A sore throat accompanied by tender, swollen lymph glands
A sore throat that lasts longer than 48 hours
A sore throat accompanied by a rash
Problems breathing or swallowing
If strep has been diagnosed, a lack of improvement after taking antibiotics for 48 hours
Actions you can take to keep you and your loved ones well
Hand washing—Proper hand washing is the best way to prevent infections! That's why it's important to wash your hands regularly. Teach your children how to wash their hands properly for at least 20 seconds using soap and water or to use an alcohol-based hand sanitizer if there is no soap and water available. Wash hands after using the bathroom, blowing your nose, before and after eating, and whenever soiled.
Cover your mouth—Teach your children to cough or sneeze into their sleeve and never into their hands.
Vaccines—It is important to remain current with flu vaccines, COVID-19 vaccines and boosters, and general childhood immunizations.
Don't share personal items—including drinking glasses or eating utensils. Wash dishes in hot, soapy water or in a dishwasher.
Stay home when sick and contact your healthcare provider and building nurse as needed.
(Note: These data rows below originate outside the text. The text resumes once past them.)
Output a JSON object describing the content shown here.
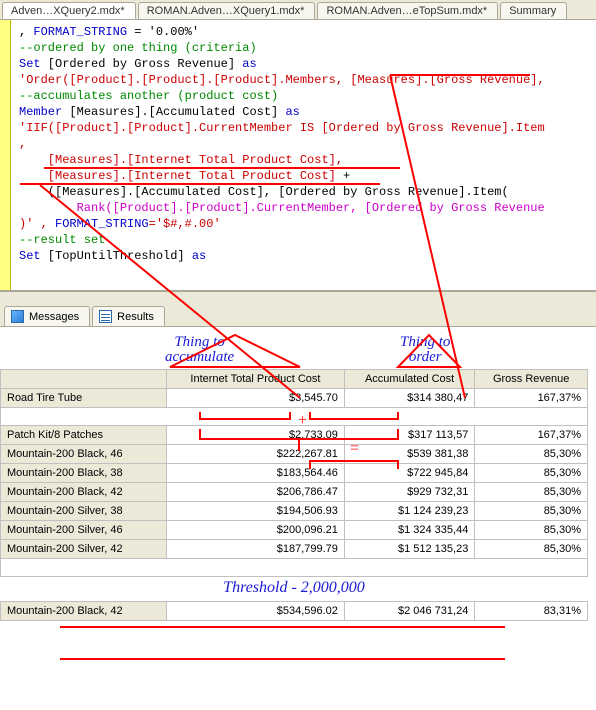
{
  "tabs": {
    "items": [
      {
        "label": "Adven…XQuery2.mdx*",
        "active": true
      },
      {
        "label": "ROMAN.Adven…XQuery1.mdx*",
        "active": false
      },
      {
        "label": "ROMAN.Adven…eTopSum.mdx*",
        "active": false
      },
      {
        "label": "Summary",
        "active": false
      }
    ]
  },
  "code": {
    "l1_a": ", ",
    "l1_b": "FORMAT_STRING",
    "l1_c": " = '0.00%'",
    "l2": "--ordered by one thing (criteria)",
    "l3_a": "Set",
    "l3_b": " [Ordered by Gross Revenue] ",
    "l3_c": "as",
    "l4": "'Order([Product].[Product].[Product].Members, [Measures].[Gross Revenue],",
    "l5": "--accumulates another (product cost)",
    "l6_a": "Member",
    "l6_b": " [Measures].[Accumulated Cost] ",
    "l6_c": "as",
    "l7": "'IIF([Product].[Product].CurrentMember IS [Ordered by Gross Revenue].Item",
    "l8": ",",
    "l9": "    [Measures].[Internet Total Product Cost],",
    "l10a": "    [Measures].[Internet Total Product Cost]",
    "l10b": " +",
    "l11": "    ([Measures].[Accumulated Cost], [Ordered by Gross Revenue].Item(",
    "l12": "        Rank([Product].[Product].CurrentMember, [Ordered by Gross Revenue",
    "l13a": ")' , ",
    "l13b": "FORMAT_STRING",
    "l13c": "='$#,#.00'",
    "l14": "--result set",
    "l15_a": "Set",
    "l15_b": " [TopUntilThreshold] ",
    "l15_c": "as"
  },
  "midtabs": {
    "messages": "Messages",
    "results": "Results"
  },
  "annotations": {
    "accumulate": "Thing to\naccumulate",
    "order": "Thing to\norder",
    "threshold": "Threshold  - 2,000,000",
    "plus": "+",
    "equals": "="
  },
  "grid": {
    "headers": {
      "row": "",
      "itpc": "Internet Total Product Cost",
      "acc": "Accumulated Cost",
      "gr": "Gross Revenue"
    },
    "block1": [
      {
        "row": "Road Tire Tube",
        "itpc": "$3,545.70",
        "acc": "$314 380,47",
        "gr": "167,37%"
      }
    ],
    "block2": [
      {
        "row": "Patch Kit/8 Patches",
        "itpc": "$2,733.09",
        "acc": "$317 113,57",
        "gr": "167,37%"
      },
      {
        "row": "Mountain-200 Black, 46",
        "itpc": "$222,267.81",
        "acc": "$539 381,38",
        "gr": "85,30%"
      },
      {
        "row": "Mountain-200 Black, 38",
        "itpc": "$183,564.46",
        "acc": "$722 945,84",
        "gr": "85,30%"
      },
      {
        "row": "Mountain-200 Black, 42",
        "itpc": "$206,786.47",
        "acc": "$929 732,31",
        "gr": "85,30%"
      },
      {
        "row": "Mountain-200 Silver, 38",
        "itpc": "$194,506.93",
        "acc": "$1 124 239,23",
        "gr": "85,30%"
      },
      {
        "row": "Mountain-200 Silver, 46",
        "itpc": "$200,096.21",
        "acc": "$1 324 335,44",
        "gr": "85,30%"
      },
      {
        "row": "Mountain-200 Silver, 42",
        "itpc": "$187,799.79",
        "acc": "$1 512 135,23",
        "gr": "85,30%"
      }
    ],
    "block3": [
      {
        "row": "Mountain-200 Black, 42",
        "itpc": "$534,596.02",
        "acc": "$2 046 731,24",
        "gr": "83,31%"
      }
    ]
  }
}
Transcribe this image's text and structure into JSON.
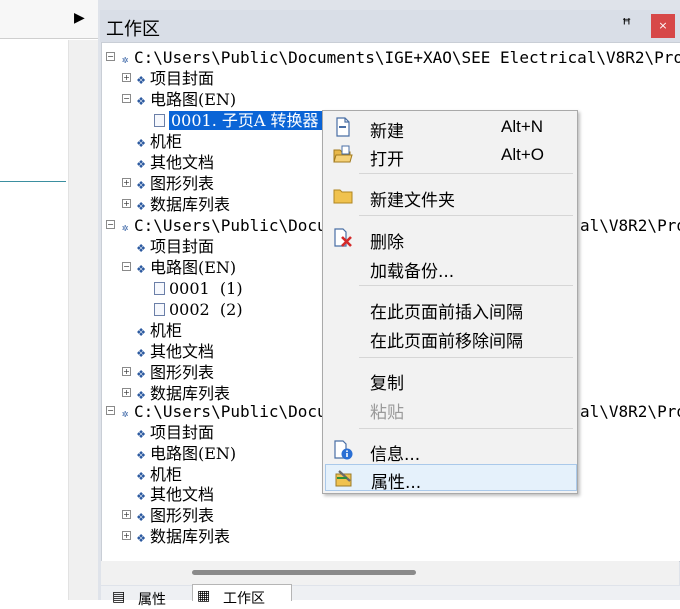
{
  "left_panel": {
    "arrow": "▶"
  },
  "workspace": {
    "title": "工作区",
    "pin": "ꟸ",
    "close": "×"
  },
  "tree": {
    "project1": {
      "path": "C:\\Users\\Public\\Documents\\IGE+XAO\\SEE Electrical\\V8R2\\Pro",
      "items": [
        "项目封面",
        "电路图(EN)",
        "机柜",
        "其他文档",
        "图形列表",
        "数据库列表"
      ],
      "selected_page": "0001. 子页A 转换器"
    },
    "project2": {
      "path_start": "C:\\Users\\Public\\Docu",
      "path_end": "al\\V8R2\\Pro",
      "items": [
        "项目封面",
        "电路图(EN)",
        "机柜",
        "其他文档",
        "图形列表",
        "数据库列表"
      ],
      "pages": [
        "0001  (1)",
        "0002  (2)"
      ]
    },
    "project3": {
      "path_start": "C:\\Users\\Public\\Docu",
      "path_end": "al\\V8R2\\Pro",
      "items": [
        "项目封面",
        "电路图(EN)",
        "机柜",
        "其他文档",
        "图形列表",
        "数据库列表"
      ]
    }
  },
  "context_menu": {
    "new": "新建",
    "new_shortcut": "Alt+N",
    "open": "打开",
    "open_shortcut": "Alt+O",
    "new_folder": "新建文件夹",
    "delete": "删除",
    "load_backup": "加载备份...",
    "insert_gap": "在此页面前插入间隔",
    "remove_gap": "在此页面前移除间隔",
    "copy": "复制",
    "paste": "粘贴",
    "info": "信息...",
    "properties": "属性..."
  },
  "tabs": {
    "properties": "属性",
    "workspace": "工作区"
  }
}
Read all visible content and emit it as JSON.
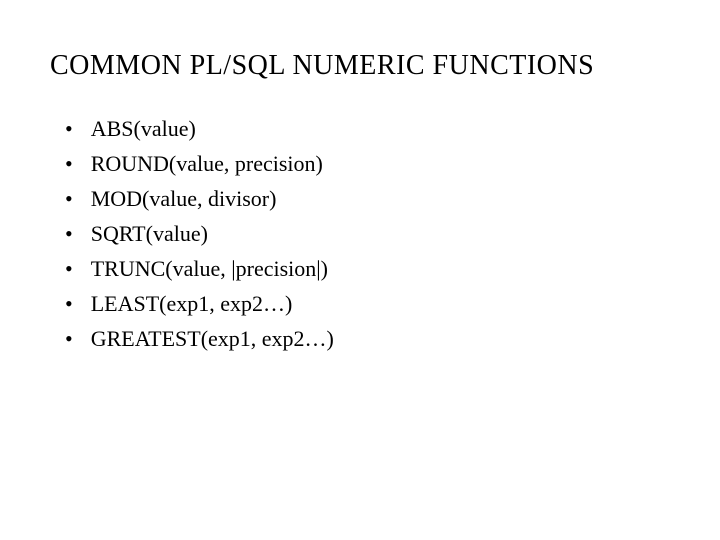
{
  "title": "COMMON  PL/SQL NUMERIC FUNCTIONS",
  "items": [
    "ABS(value)",
    "ROUND(value, precision)",
    "MOD(value, divisor)",
    "SQRT(value)",
    "TRUNC(value, |precision|)",
    "LEAST(exp1, exp2…)",
    "GREATEST(exp1, exp2…)"
  ]
}
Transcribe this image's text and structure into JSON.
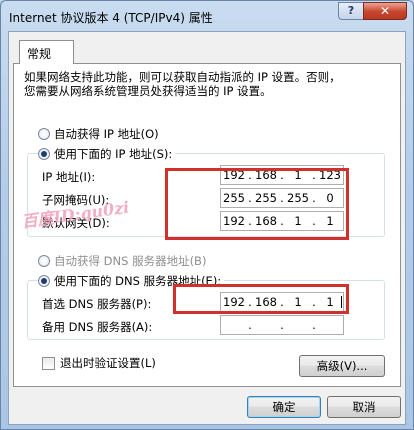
{
  "window": {
    "title": "Internet 协议版本 4 (TCP/IPv4) 属性",
    "help_label": "?",
    "close_label": "✕"
  },
  "tab": {
    "label": "常规"
  },
  "description": {
    "line1": "如果网络支持此功能，则可以获取自动指派的 IP 设置。否则，",
    "line2": "您需要从网络系统管理员处获得适当的 IP 设置。"
  },
  "ip_section": {
    "auto_label": "自动获得 IP 地址(O)",
    "manual_label": "使用下面的 IP 地址(S):",
    "selected": "manual",
    "ip_label": "IP 地址(I):",
    "ip_value": [
      "192",
      "168",
      "1",
      "123"
    ],
    "mask_label": "子网掩码(U):",
    "mask_value": [
      "255",
      "255",
      "255",
      "0"
    ],
    "gateway_label": "默认网关(D):",
    "gateway_value": [
      "192",
      "168",
      "1",
      "1"
    ]
  },
  "dns_section": {
    "auto_label": "自动获得 DNS 服务器地址(B)",
    "manual_label": "使用下面的 DNS 服务器地址(E):",
    "selected": "manual",
    "preferred_label": "首选 DNS 服务器(P):",
    "preferred_value": [
      "192",
      "168",
      "1",
      "1"
    ],
    "alternate_label": "备用 DNS 服务器(A):",
    "alternate_value": [
      "",
      "",
      "",
      ""
    ]
  },
  "validate_checkbox": {
    "label": "退出时验证设置(L)",
    "checked": false
  },
  "buttons": {
    "advanced": "高级(V)...",
    "ok": "确定",
    "cancel": "取消"
  },
  "watermark": "百度ID:qu0zi",
  "colors": {
    "highlight_box": "#d0312d",
    "title_bar": "#b5cde8"
  }
}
Avoid crowded areas and maintain distance between yourself and others where possible.
Wear a well-fitting mask in public places and gatherings when not feeling well and/or when you are in the presence of others who may not feel well.